GOAL OF THE EXERCISE
From the entries below, tally the lines with "icon" in them and reply with that figure only.

***

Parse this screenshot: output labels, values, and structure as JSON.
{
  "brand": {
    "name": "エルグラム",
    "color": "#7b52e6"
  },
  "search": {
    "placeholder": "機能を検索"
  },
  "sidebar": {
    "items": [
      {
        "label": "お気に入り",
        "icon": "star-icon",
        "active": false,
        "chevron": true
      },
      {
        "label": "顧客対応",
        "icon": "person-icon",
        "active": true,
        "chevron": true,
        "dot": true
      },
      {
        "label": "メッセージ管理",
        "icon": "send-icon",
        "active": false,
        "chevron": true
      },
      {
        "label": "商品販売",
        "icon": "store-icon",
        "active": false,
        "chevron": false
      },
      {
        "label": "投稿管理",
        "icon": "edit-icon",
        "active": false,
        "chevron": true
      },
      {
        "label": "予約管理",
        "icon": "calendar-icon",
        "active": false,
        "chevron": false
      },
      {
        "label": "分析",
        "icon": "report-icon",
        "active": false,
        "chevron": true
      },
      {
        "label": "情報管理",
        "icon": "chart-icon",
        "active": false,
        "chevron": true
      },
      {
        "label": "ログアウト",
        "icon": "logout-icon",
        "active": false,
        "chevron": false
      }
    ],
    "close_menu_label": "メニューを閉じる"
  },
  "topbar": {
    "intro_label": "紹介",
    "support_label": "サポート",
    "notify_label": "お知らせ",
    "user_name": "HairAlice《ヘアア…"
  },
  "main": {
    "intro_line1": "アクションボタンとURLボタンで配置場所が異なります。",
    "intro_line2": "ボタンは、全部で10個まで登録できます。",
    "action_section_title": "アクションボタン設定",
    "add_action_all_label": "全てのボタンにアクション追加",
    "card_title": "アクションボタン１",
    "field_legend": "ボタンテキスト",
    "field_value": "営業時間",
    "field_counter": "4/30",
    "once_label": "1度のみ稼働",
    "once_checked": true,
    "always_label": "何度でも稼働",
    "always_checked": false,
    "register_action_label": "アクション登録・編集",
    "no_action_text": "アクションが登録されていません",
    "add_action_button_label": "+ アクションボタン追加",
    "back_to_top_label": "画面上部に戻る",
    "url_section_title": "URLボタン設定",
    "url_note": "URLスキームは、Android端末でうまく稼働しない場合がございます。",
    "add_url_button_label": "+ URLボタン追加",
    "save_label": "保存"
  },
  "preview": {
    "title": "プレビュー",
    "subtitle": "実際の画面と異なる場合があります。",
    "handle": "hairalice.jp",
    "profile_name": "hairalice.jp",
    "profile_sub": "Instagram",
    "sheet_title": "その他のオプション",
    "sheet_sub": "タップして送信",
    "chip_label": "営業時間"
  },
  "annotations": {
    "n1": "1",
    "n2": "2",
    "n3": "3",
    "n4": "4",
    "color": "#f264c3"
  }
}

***

OUTPUT FOR THIS TASK
9